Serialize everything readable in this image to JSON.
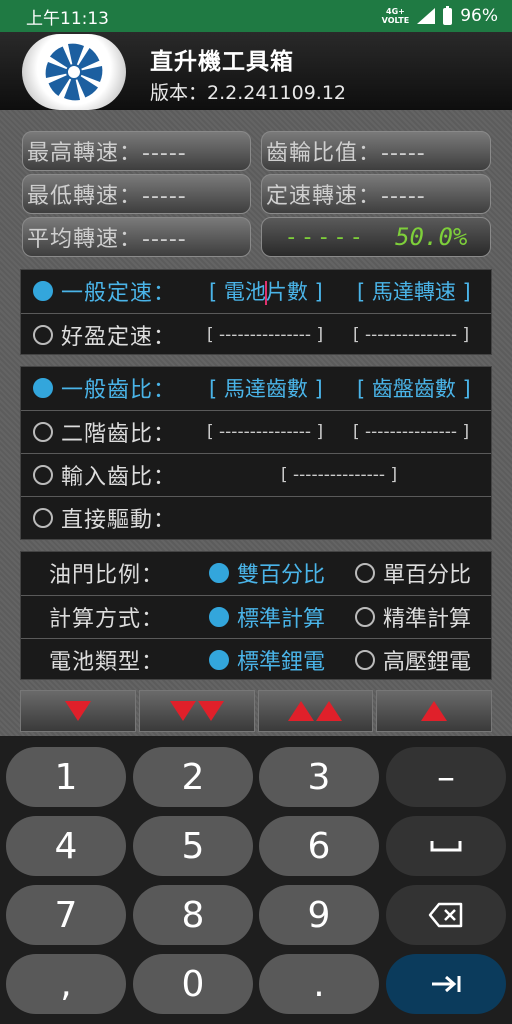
{
  "status_bar": {
    "time": "上午11:13",
    "network": "4G+",
    "network_sub": "VOLTE",
    "battery": "96%"
  },
  "header": {
    "title": "直升機工具箱",
    "version": "版本：2.2.241109.12"
  },
  "stats": {
    "max_rpm": "最高轉速：-----",
    "gear_ratio": "齒輪比值：-----",
    "min_rpm": "最低轉速：-----",
    "governor_rpm": "定速轉速：-----",
    "avg_rpm": "平均轉速：-----",
    "lcd_value": "-----",
    "lcd_percent": "50.0%"
  },
  "governor_mode": {
    "rows": [
      {
        "label": "一般定速：",
        "field1_pre": "[ 電池",
        "field1_post": "片數 ]",
        "field2": "[ 馬達轉速 ]",
        "selected": true
      },
      {
        "label": "好盈定速：",
        "field1": "[ --------------- ]",
        "field2": "[ --------------- ]",
        "selected": false
      }
    ]
  },
  "gear_mode": {
    "rows": [
      {
        "label": "一般齒比：",
        "field1": "[ 馬達齒數 ]",
        "field2": "[ 齒盤齒數 ]",
        "selected": true
      },
      {
        "label": "二階齒比：",
        "field1": "[ --------------- ]",
        "field2": "[ --------------- ]",
        "selected": false
      },
      {
        "label": "輸入齒比：",
        "field1": "[ --------------- ]",
        "selected": false
      },
      {
        "label": "直接驅動：",
        "selected": false
      }
    ]
  },
  "settings": [
    {
      "label": "油門比例：",
      "opt1": "雙百分比",
      "opt2": "單百分比",
      "selected": 1
    },
    {
      "label": "計算方式：",
      "opt1": "標準計算",
      "opt2": "精準計算",
      "selected": 1
    },
    {
      "label": "電池類型：",
      "opt1": "標準鋰電",
      "opt2": "高壓鋰電",
      "selected": 1
    }
  ],
  "arrow_buttons": [
    "down",
    "double-down",
    "double-up",
    "up"
  ],
  "keypad": {
    "keys": [
      "1",
      "2",
      "3",
      "–",
      "4",
      "5",
      "6",
      "␣",
      "7",
      "8",
      "9",
      "backspace",
      ",",
      "0",
      ".",
      "→|"
    ]
  },
  "colors": {
    "accent": "#33a6dc",
    "lcd": "#7ecf3a",
    "arrow": "#e0202a",
    "status_bar": "#1f7a43"
  }
}
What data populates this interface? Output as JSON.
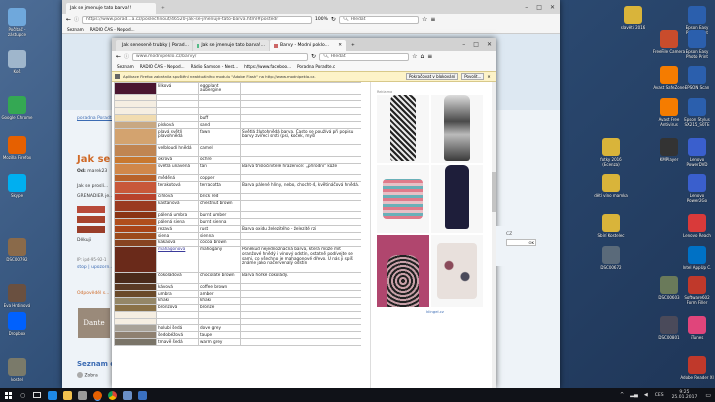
{
  "desktop": {
    "left_icons": [
      {
        "label": "Počítač - zástupce",
        "icon": "computer-icon",
        "color": "#6fa8dc"
      },
      {
        "label": "Koš",
        "icon": "recycle-bin-icon",
        "color": "#9fb6cc"
      },
      {
        "label": "Google Chrome",
        "icon": "chrome-icon",
        "color": "#34a853"
      },
      {
        "label": "Mozilla Firefox",
        "icon": "firefox-icon",
        "color": "#e66000"
      },
      {
        "label": "Skype",
        "icon": "skype-icon",
        "color": "#00aff0"
      },
      {
        "label": "DSC00792",
        "icon": "photo-icon",
        "color": "#8a6a4a"
      },
      {
        "label": "Eva Hrdinová",
        "icon": "photo-icon",
        "color": "#6a5040"
      },
      {
        "label": "Dropbox",
        "icon": "dropbox-icon",
        "color": "#0061fe"
      },
      {
        "label": "kostel",
        "icon": "photo-icon",
        "color": "#7a7a6a"
      }
    ],
    "right_icons": [
      {
        "label": "slavěti 2016",
        "icon": "folder-icon",
        "color": "#d9b43a"
      },
      {
        "label": "Epson Easy Photo Print",
        "icon": "printer-icon",
        "color": "#2b5fad"
      },
      {
        "label": "FreeFile Camera",
        "icon": "app-icon",
        "color": "#c94c2c"
      },
      {
        "label": "Epson Easy Photo Print",
        "icon": "printer-icon",
        "color": "#2b5fad"
      },
      {
        "label": "Avast SafeZone",
        "icon": "avast-icon",
        "color": "#f57c00"
      },
      {
        "label": "EPSON Scan",
        "icon": "scanner-icon",
        "color": "#2b5fad"
      },
      {
        "label": "Avast Free Antivirus",
        "icon": "avast-icon",
        "color": "#f57c00"
      },
      {
        "label": "Epson Stylus SX215_S0TE",
        "icon": "printer-icon",
        "color": "#2b5fad"
      },
      {
        "label": "fotky 2016 (Ecenza)",
        "icon": "folder-icon",
        "color": "#d9b43a"
      },
      {
        "label": "KMPlayer",
        "icon": "player-icon",
        "color": "#333333"
      },
      {
        "label": "Lenovo PowerDVD",
        "icon": "dvd-icon",
        "color": "#3a5fcd"
      },
      {
        "label": "dětí víno mamka",
        "icon": "folder-icon",
        "color": "#d9b43a"
      },
      {
        "label": "Lenovo Power2Go",
        "icon": "disc-icon",
        "color": "#3a5fcd"
      },
      {
        "label": "Sbírí Kostelec",
        "icon": "folder-icon",
        "color": "#d9b43a"
      },
      {
        "label": "Lenovo Reach",
        "icon": "app-icon",
        "color": "#d93a3a"
      },
      {
        "label": "DSC00672",
        "icon": "photo-icon",
        "color": "#5a6a7a"
      },
      {
        "label": "Intel AppUp C.",
        "icon": "app-icon",
        "color": "#0071c5"
      },
      {
        "label": "DSC00603",
        "icon": "photo-icon",
        "color": "#6a7a5a"
      },
      {
        "label": "Software602 Form Filler",
        "icon": "app-icon",
        "color": "#c0392b"
      },
      {
        "label": "DSC00801",
        "icon": "photo-icon",
        "color": "#4a4a5a"
      },
      {
        "label": "iTunes",
        "icon": "itunes-icon",
        "color": "#e0457b"
      },
      {
        "label": "Adobe Reader XI",
        "icon": "pdf-icon",
        "color": "#c0392b"
      }
    ]
  },
  "back_browser": {
    "tabs": [
      "Jak se jmenuje tato barva!!",
      "+"
    ],
    "url": "https://www.porad...a.cz/poslechnout/46520-jak-se-jmenuje-tato-barva.html#postedr",
    "zoom": "100%",
    "search_placeholder": "Hledat",
    "bookmarks": [
      "Seznam",
      "RADIO ČAS - Nepod..."
    ],
    "page": {
      "breadcrumb": "poradna Poradte...",
      "title": "Jak se j",
      "author_label": "Od:",
      "author": "marek23",
      "body_fragment": "Jak se proslí...",
      "body_fragment2": "GRENADIER je...",
      "thanks": "Děkuji",
      "ip_label": "IP: ipd-95-92-1",
      "links": "stop | upozorn...",
      "answer_link": "Odpověděl s...",
      "logo_text": "Dante",
      "section_title": "Seznam od",
      "last_item": "Zobra"
    }
  },
  "front_browser": {
    "tabs": [
      "Jak seneseně trubky | Porad...",
      "Jak se jmenuje tato barva!...",
      "Barvy - Modní poklo..."
    ],
    "new_tab": "+",
    "url": "www.modnipeklo.cz/barvy/",
    "search_placeholder": "Hledat",
    "bookmarks": [
      "Seznam",
      "RADIO ČAS - Nepod...",
      "Rádio Samson - Nest...",
      "https://www.faceboo...",
      "Poradna Poradte.c"
    ],
    "notification": {
      "text": "Aplikace Firefox zabránila spuštění neaktuálního modulu \"Adobe Flash\" na http://www.modnipeklo.cz.",
      "continue_button": "Pokračovat v blokování",
      "allow_button": "Povolit..."
    },
    "ad": {
      "header": "Reklama",
      "footer": "klingel.cz",
      "sidebar_text": "CZ",
      "sidebar_ok": "OK"
    },
    "colors": [
      {
        "name": "lilková",
        "en": "eggplant aubergine",
        "desc": "",
        "swatch": "#4a1530"
      },
      {
        "name": "",
        "en": "",
        "desc": "",
        "swatch": "#f5eee2"
      },
      {
        "name": "",
        "en": "",
        "desc": "",
        "swatch": "#f5eee2"
      },
      {
        "name": "",
        "en": "",
        "desc": "",
        "swatch": "#f5eee2"
      },
      {
        "name": "",
        "en": "buff",
        "desc": "",
        "swatch": "#f1dcb0"
      },
      {
        "name": "písková",
        "en": "sand",
        "desc": "",
        "swatch": "#c8a882"
      },
      {
        "name": "plavá světlí plavohnědá",
        "en": "fawn",
        "desc": "Světlá žlutohnědá barva. Často se používá při popisu barvy zvířecí srsti (psí, koček, myší",
        "swatch": "#d3a36f"
      },
      {
        "name": "velbloudí hnědá",
        "en": "camel",
        "desc": "",
        "swatch": "#c08552"
      },
      {
        "name": "okrová",
        "en": "ochre",
        "desc": "",
        "swatch": "#c87830"
      },
      {
        "name": "světlá unavená",
        "en": "tan",
        "desc": "Barva třísločinitelé hrazenice: „přírodní\" kůže",
        "swatch": "#d0874a"
      },
      {
        "name": "měděná",
        "en": "copper",
        "desc": "",
        "swatch": "#b8622a"
      },
      {
        "name": "terakotová",
        "en": "terracotta",
        "desc": "Barva pálené hlíny, nebo, chocht-4, květináčová hnědá.",
        "swatch": "#c8583a"
      },
      {
        "name": "cihlová",
        "en": "brick red",
        "desc": "",
        "swatch": "#b8422c"
      },
      {
        "name": "kaštanová",
        "en": "chestnut brown",
        "desc": "",
        "swatch": "#9a3a20"
      },
      {
        "name": "pálená umbra",
        "en": "burnt umber",
        "desc": "",
        "swatch": "#8a3414"
      },
      {
        "name": "pálená siena",
        "en": "burnt sienna",
        "desc": "",
        "swatch": "#b04e1c"
      },
      {
        "name": "rezavá",
        "en": "rust",
        "desc": "Barva oxidu železitého - železité rzi",
        "swatch": "#a84418"
      },
      {
        "name": "siena",
        "en": "sienna",
        "desc": "",
        "swatch": "#9c4a1c"
      },
      {
        "name": "kakaová",
        "en": "cocoa brown",
        "desc": "",
        "swatch": "#874321"
      },
      {
        "name": "mahagonová",
        "en": "mahogany",
        "desc": "Poněkud nejednoznačná barva, která může mít oranžové hnědý i vínový odstín, ostatně podívejte se sami, co všechno je mahagonové dřevo. U nás ji spíš známe jako načervenalý odstín",
        "swatch": "#6a2a1a"
      },
      {
        "name": "čokoládová",
        "en": "chocolate brown",
        "desc": "Barva hořké čokolády.",
        "swatch": "#4a2a1a"
      },
      {
        "name": "kávová",
        "en": "coffee brown",
        "desc": "",
        "swatch": "#5a3a24"
      },
      {
        "name": "umbra",
        "en": "amber",
        "desc": "",
        "swatch": "#6a4a2a"
      },
      {
        "name": "khaki",
        "en": "khaki",
        "desc": "",
        "swatch": "#948768"
      },
      {
        "name": "bronzová",
        "en": "bronze",
        "desc": "",
        "swatch": "#8a7248"
      },
      {
        "name": "",
        "en": "",
        "desc": "",
        "swatch": "#f5eee2"
      },
      {
        "name": "",
        "en": "",
        "desc": "",
        "swatch": "#f5eee2"
      },
      {
        "name": "holubí šedá",
        "en": "dove grey",
        "desc": "",
        "swatch": "#a8a298"
      },
      {
        "name": "šedobéžová",
        "en": "taupe",
        "desc": "",
        "swatch": "#8e8070"
      },
      {
        "name": "tmavě šedá",
        "en": "warm grey",
        "desc": "",
        "swatch": "#7a7468"
      }
    ]
  },
  "taskbar": {
    "time": "9:25",
    "date": "25.01.2017",
    "lang": "CES"
  }
}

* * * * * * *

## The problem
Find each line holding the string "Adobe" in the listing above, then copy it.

## Output for this exercise
        "label": "Adobe Reader XI",
      "text": "Aplikace Firefox zabránila spuštění neaktuálního modulu \"Adobe Flash\" na http://www.modnipeklo.cz.",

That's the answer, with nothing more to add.